Shimanami Kaido Highway

Cycling and driving over bridges and islands

 By Rod Walters   Apr 12, 2012

Between the island of Shikoku and Honshu, the main island of Japan, lies the Seto Inland Sea. A chain of islands, large and small, straddles this body of water between Imabari in Ehime, and Onomichi in Hiroshima. The islands are linked by the Shimanami Kaido, a highway with spectacular suspension bridges over the sea passages. The border between the prefectures of Ehime and Hiroshima lies right in the middle. From the Ehime side, the islands of any significant size are Oshima, Hakatajima, and Omishima. Crossing the border into Hiroshima, the road passes over Ikuchijima, Innoshima and Mukaishima.   

The highway is part of Japan’s expressway system, and tolls are levied for vehicles of all types. Unlike most expressways, the Shimanami Kaido has a lane for pedestrians and cyclists, although these are restricted to the bridge sections of the highway. Where the highway crosses an island, the pedestrian lane peels off and descends a looping ramp while the expressway plows on in a somewhat straight line, plunging into tunnels here and there through mountains.

The ability to cross this spectacularly beautiful island route on a bicycle offers an amazing bonanza for cyclists of every sort, from casual day trippers, to serious riders who long to eat up the miles. It’s also very attractive for motorists and motorcyclists too of course, but going by bicycle allows you to stop and gaze at the scenery whenever you please, and to peer over the railings at the sea and ships below. The sea has a different complexion depending on the time of day, and the low light of early morning and late afternoon creates particularly vivid contrasts.

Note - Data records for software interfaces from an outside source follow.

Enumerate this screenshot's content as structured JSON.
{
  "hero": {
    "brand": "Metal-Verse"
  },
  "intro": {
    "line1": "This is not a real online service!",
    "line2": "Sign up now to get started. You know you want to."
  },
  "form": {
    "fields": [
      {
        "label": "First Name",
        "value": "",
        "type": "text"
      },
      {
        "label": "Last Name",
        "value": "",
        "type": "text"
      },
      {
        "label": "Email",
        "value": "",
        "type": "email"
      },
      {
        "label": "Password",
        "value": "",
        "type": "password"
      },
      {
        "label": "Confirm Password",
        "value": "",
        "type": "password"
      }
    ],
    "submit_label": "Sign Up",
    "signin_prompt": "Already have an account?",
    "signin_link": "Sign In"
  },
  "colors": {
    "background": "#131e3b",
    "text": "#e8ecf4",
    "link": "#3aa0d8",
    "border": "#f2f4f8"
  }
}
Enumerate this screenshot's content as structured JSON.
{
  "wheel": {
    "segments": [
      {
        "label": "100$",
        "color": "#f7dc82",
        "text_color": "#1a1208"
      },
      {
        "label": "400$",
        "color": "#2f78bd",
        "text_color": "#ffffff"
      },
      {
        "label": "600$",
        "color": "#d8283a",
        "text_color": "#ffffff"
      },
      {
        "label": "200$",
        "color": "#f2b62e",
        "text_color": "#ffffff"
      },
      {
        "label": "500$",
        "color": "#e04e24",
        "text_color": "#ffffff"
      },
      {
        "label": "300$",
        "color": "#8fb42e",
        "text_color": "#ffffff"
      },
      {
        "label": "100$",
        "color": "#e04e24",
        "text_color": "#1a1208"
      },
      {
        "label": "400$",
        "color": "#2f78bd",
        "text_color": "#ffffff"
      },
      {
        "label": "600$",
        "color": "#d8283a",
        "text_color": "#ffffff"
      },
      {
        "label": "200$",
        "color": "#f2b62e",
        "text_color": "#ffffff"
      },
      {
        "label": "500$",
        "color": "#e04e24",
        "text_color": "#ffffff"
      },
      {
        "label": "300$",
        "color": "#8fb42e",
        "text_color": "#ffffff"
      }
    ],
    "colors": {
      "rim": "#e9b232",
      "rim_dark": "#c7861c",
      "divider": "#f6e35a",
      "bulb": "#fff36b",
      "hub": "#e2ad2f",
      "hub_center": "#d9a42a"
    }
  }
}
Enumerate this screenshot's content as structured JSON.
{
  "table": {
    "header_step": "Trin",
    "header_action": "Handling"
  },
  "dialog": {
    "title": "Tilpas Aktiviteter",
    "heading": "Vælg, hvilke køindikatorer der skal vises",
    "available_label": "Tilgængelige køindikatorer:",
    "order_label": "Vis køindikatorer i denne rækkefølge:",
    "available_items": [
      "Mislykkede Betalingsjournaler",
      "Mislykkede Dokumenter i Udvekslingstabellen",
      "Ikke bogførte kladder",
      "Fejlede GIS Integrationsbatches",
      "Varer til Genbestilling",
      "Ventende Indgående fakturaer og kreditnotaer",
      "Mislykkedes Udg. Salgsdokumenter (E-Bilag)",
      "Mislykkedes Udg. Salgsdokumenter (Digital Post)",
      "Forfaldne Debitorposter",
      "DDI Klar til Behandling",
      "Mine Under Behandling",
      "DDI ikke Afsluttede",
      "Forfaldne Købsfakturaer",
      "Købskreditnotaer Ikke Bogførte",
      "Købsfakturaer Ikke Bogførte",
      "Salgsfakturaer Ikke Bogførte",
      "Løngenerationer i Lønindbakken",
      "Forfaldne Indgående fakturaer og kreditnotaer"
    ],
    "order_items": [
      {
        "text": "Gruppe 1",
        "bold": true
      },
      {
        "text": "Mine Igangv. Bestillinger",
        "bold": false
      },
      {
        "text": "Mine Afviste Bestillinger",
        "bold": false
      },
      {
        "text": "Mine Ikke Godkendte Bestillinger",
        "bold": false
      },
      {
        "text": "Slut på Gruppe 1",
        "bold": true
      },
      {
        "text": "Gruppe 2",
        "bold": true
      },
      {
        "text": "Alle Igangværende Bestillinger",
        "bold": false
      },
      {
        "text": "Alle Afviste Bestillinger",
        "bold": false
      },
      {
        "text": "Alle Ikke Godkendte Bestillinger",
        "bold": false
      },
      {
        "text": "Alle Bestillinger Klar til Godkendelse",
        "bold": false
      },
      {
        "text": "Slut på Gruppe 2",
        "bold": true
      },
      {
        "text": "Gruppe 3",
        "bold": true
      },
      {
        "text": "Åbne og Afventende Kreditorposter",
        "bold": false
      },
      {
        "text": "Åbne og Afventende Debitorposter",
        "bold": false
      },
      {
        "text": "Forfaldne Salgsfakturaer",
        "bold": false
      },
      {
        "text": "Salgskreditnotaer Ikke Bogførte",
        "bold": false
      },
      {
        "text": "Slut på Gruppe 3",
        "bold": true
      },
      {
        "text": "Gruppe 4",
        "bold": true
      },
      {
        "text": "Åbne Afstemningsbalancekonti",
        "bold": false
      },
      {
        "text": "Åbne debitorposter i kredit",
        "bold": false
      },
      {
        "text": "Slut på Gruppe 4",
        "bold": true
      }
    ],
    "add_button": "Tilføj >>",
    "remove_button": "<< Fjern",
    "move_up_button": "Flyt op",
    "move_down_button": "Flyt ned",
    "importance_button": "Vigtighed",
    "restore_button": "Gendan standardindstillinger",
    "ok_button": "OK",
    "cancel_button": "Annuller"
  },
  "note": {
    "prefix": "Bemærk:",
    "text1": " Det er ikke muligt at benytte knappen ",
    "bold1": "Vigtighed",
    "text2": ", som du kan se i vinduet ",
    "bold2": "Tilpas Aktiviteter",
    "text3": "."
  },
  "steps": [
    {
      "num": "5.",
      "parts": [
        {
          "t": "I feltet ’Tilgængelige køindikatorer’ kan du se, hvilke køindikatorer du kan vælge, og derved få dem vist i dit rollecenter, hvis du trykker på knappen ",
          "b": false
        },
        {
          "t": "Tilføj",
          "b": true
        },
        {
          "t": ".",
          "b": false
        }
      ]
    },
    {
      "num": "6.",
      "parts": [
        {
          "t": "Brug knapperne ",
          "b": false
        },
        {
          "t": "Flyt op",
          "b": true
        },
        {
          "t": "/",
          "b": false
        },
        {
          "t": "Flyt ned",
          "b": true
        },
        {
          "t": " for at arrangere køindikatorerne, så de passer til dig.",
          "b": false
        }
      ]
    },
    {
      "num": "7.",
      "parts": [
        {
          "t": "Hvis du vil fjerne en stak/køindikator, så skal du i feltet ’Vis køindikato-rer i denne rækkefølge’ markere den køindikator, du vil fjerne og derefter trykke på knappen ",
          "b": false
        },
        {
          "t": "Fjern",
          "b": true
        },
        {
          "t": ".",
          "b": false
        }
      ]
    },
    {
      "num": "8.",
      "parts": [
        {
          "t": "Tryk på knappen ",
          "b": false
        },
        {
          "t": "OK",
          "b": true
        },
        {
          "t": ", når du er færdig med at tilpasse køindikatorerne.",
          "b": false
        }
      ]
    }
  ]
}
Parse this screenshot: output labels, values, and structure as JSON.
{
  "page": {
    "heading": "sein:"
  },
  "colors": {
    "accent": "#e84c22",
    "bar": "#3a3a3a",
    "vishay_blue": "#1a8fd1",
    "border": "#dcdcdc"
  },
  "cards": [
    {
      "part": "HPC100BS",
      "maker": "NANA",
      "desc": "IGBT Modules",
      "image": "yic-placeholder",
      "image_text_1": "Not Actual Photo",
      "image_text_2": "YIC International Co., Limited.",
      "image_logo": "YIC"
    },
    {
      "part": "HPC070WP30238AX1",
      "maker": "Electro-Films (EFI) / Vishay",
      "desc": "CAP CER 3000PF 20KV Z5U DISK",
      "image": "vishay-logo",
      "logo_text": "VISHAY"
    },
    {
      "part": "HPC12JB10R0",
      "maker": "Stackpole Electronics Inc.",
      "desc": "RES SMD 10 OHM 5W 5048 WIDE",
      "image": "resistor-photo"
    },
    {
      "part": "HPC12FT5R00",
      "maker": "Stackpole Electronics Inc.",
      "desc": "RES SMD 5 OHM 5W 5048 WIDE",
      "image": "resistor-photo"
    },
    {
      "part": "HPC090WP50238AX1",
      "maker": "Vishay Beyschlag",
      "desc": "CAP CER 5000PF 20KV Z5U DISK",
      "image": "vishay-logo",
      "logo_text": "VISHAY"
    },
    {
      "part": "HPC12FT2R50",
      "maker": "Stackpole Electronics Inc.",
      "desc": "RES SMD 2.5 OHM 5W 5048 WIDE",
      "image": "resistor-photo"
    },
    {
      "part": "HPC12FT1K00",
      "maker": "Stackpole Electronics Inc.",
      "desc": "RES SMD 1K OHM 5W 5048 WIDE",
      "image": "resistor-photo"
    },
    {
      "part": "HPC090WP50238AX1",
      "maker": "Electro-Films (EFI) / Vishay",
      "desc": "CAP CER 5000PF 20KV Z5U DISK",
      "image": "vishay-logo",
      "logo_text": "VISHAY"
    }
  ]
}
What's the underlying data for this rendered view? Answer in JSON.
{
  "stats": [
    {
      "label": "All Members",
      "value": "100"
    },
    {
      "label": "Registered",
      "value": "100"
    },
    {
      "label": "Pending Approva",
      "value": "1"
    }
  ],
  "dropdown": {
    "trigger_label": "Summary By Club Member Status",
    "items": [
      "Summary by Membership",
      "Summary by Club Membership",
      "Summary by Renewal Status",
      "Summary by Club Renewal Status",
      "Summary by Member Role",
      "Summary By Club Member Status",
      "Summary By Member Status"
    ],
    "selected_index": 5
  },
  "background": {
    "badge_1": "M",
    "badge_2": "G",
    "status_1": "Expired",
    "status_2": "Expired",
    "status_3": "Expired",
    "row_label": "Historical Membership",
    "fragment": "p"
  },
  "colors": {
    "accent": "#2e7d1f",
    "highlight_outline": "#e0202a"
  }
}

Currents are strong in the sea due to the large tidal range, complex topography, and the narrow channels and straits. When the tide changes, the surface of the water is dimpled with whirlpools and split by seams of roiled water due to the different heights of the sea floor. From a distance, the sea looks beautifully calm. From directly above, it’s positively frightening.

Whichever means of transport you choose for embarking on your journey across the Shimanami Kaido, it’s best to plan on dedicating some time to the route itself for exploring the islands. There are things to see and do at all times of year, and the islands with their convoluted coastlines are ideal for photographers and birdwatchers. The islands are also renowned for their cherry blossom which pinken the hillsides in early April. On the Ehime side, both Imabari and Matsuyama can be accessed easily by car or train, and by bicycle for those who are used to covering reasonably long distances.

If you explore Shimanami Kaido by bicycle, take protection against the sun, wind, heat and cold, and make sure you get plenty to drink, whatever the season. There are vending machines on all the islands, but not on the bridges.

Written by Rod Walters
Japan Travel Member

Join the discussion

Justin Dart 5 years ago
Just fantastic. I can imagine jumping in a Porsche 911, pulling down the top and just driving. The smell of the sea and wind in my hair. Now I just need the car and the time.